Exercise requirements: Scan the entries for lines with the word "icon" and copy those lines.

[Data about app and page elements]
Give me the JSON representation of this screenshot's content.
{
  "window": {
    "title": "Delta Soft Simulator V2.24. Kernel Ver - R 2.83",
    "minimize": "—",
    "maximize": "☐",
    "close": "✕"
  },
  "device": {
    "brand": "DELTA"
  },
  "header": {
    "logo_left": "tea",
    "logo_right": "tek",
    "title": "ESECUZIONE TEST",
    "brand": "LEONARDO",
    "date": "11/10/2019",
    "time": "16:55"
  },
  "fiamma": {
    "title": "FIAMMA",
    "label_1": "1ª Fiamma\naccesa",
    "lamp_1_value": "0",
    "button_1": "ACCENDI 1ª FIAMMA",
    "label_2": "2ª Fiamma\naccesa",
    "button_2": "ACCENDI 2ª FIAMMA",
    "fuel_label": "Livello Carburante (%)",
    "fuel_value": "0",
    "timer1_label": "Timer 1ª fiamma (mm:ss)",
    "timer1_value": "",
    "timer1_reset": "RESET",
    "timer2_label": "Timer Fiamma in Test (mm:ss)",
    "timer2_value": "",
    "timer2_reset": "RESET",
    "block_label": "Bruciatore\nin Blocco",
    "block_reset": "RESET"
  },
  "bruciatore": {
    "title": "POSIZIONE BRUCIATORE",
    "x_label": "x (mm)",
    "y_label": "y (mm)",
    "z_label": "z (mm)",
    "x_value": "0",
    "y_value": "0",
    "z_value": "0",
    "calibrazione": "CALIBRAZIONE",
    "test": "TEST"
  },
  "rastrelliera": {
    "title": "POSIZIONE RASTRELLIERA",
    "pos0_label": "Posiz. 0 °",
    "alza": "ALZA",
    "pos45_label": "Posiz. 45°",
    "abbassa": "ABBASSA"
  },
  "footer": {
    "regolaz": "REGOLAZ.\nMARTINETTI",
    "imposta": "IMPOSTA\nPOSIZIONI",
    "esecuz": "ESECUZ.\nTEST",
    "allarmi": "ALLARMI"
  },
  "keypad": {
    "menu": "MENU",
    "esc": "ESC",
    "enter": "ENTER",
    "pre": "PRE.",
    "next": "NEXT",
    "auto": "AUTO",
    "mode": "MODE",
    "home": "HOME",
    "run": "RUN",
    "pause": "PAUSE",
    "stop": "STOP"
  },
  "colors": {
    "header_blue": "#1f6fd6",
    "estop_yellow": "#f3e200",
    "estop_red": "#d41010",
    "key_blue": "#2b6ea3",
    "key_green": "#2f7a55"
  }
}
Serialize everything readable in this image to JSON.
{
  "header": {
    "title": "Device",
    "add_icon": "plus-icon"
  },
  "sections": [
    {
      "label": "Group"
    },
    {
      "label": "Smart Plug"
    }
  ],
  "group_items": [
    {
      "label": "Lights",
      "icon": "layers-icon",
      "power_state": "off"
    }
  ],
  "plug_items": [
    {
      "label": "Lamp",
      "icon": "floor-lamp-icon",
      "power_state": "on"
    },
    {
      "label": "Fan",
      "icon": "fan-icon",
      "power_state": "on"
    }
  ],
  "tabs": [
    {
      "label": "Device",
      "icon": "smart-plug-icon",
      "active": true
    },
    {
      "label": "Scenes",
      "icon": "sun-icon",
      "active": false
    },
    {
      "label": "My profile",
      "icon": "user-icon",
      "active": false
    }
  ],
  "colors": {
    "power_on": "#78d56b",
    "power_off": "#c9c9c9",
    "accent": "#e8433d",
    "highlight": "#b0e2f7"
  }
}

Exercise output:
    "add_icon": "plus-icon"
      "icon": "layers-icon",
      "icon": "floor-lamp-icon",
      "icon": "fan-icon",
      "icon": "smart-plug-icon",
      "icon": "sun-icon",
      "icon": "user-icon",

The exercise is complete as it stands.